Last Thursday, exactly five months after rupture day, I stood with Wayne at The Open, Norwich with my obligatory plastic pint of cider (as I said before I can’t touch beer). Apart from visiting Reindeer there last Christmas and wandering through a craft market this was my first experience of The Open so I didn’t know what to expect. Last time we saw Roddy Woomble and band was about five years ago at The Arts Centre. An old church building where we sat at the front directly in front of Roddy with my tiny baby bump that was to become Meow-Cat (No plastic pints that night). Generally I dislike support bands but the band that was up before the main event were alright, I didn’t catch their name so I can’t point you in their direction. I’m not even sure that they mentioned their name. Roddy and his band then proceeded to play ‘My Secret is my Silence’ in order from start to finish and it was then I realised actually how much I love this album. Each time they moved on to the next track I heard Emmet, Lego Movie say, ‘I LOVE THIS SONG!’ I’m so used to sticking my iPod on shuffle whilst I work in my kitchen and it being one big mash up of Travis, Idlewild, Roddy Woomble, Eels, The Red Hot Chili Peppers etc. that there are no albums in my life anymore just my life in shuffle.

2011 Tour screen print


Five years ago we were lucky enough to meet the band including Roddy and have a screen print signed which now hangs proudly on our kitchen wall. I had my eye on Roddy’s book, ‘Instrumentals’ to add to my collection of both books and music.

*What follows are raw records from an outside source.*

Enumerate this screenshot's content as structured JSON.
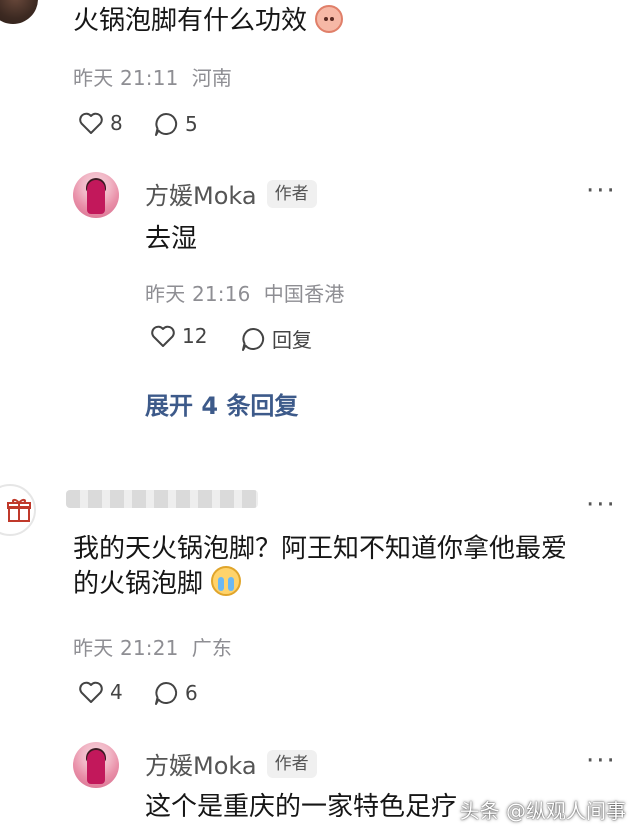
{
  "comment1": {
    "text": "火锅泡脚有什么功效",
    "emoji": "pig-face-emoji",
    "time": "昨天 21:11",
    "location": "河南",
    "likes": "8",
    "replies": "5"
  },
  "reply1": {
    "name": "方媛Moka",
    "tag": "作者",
    "text": "去湿",
    "time": "昨天 21:16",
    "location": "中国香港",
    "likes": "12",
    "reply_label": "回复"
  },
  "expand": {
    "label": "展开 4 条回复"
  },
  "comment2": {
    "text_line1": "我的天火锅泡脚？阿王知不知道你拿他最爱",
    "text_line2": "的火锅泡脚",
    "emoji": "crying-emoji",
    "time": "昨天 21:21",
    "location": "广东",
    "likes": "4",
    "replies": "6"
  },
  "reply2": {
    "name": "方媛Moka",
    "tag": "作者",
    "text": "这个是重庆的一家特色足疗"
  },
  "watermark": "头条 @纵观人间事",
  "more_glyph": "···",
  "colors": {
    "link": "#3d5a8a",
    "meta": "#8e8e93"
  }
}
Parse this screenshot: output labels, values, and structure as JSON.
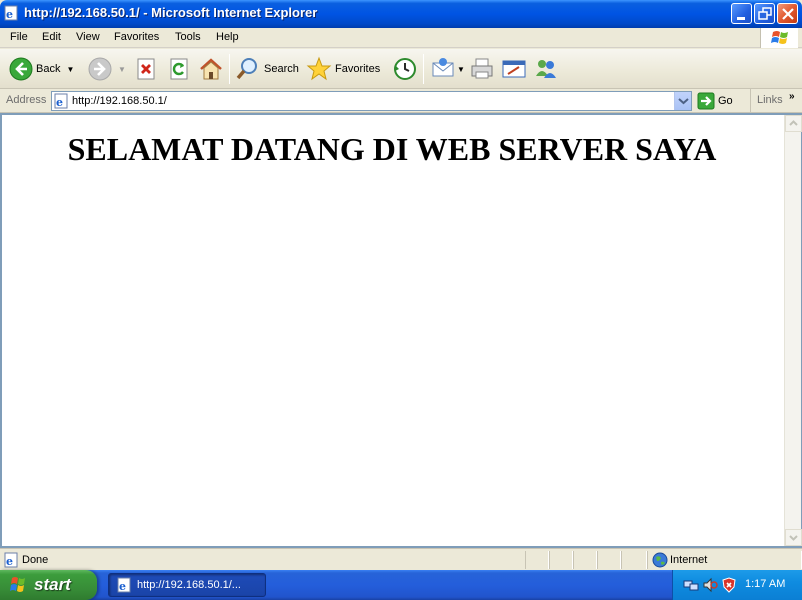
{
  "window": {
    "title": "http://192.168.50.1/ - Microsoft Internet Explorer"
  },
  "menu": {
    "items": [
      "File",
      "Edit",
      "View",
      "Favorites",
      "Tools",
      "Help"
    ]
  },
  "toolbar": {
    "back_label": "Back",
    "search_label": "Search",
    "favorites_label": "Favorites"
  },
  "address": {
    "label": "Address",
    "value": "http://192.168.50.1/",
    "go_label": "Go",
    "links_label": "Links"
  },
  "page": {
    "heading": "SELAMAT DATANG DI WEB SERVER SAYA"
  },
  "status": {
    "text": "Done",
    "zone": "Internet"
  },
  "taskbar": {
    "start_label": "start",
    "task_label": "http://192.168.50.1/...",
    "clock": "1:17 AM"
  },
  "colors": {
    "titlebar": "#0054e3",
    "start_button": "#388e38",
    "taskbar": "#245edb",
    "tray": "#0f8ce0"
  }
}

The drummer kindly took the book to be signed for us, thank you! I haven’t had the chance to have a decent look at the book yet as I’ve been working but it really is beautiful with Roddy’s words there in black and white.

Instrumentals by Roddy Woomble


I was completely captivated my the show, I must’ve looked a little like my Mini-Jedi when I took him to ‘The Force Awakens’ at Vue cinema during the last Christmas holidays! Absorbed and mesmerized. After the album had been played in full there was a half-hearted encore (I hate everything about encores, they’re so predictable but also necessary) and the band was back to play a bit more. Both the Arts Centre and The Open were perfect little venues for this kind of gig. It felt like you were in the middle of it all and that it was personal. I didn’t really want it to end and if I had died five months ago then I would have wanted My Heaven to have been just this.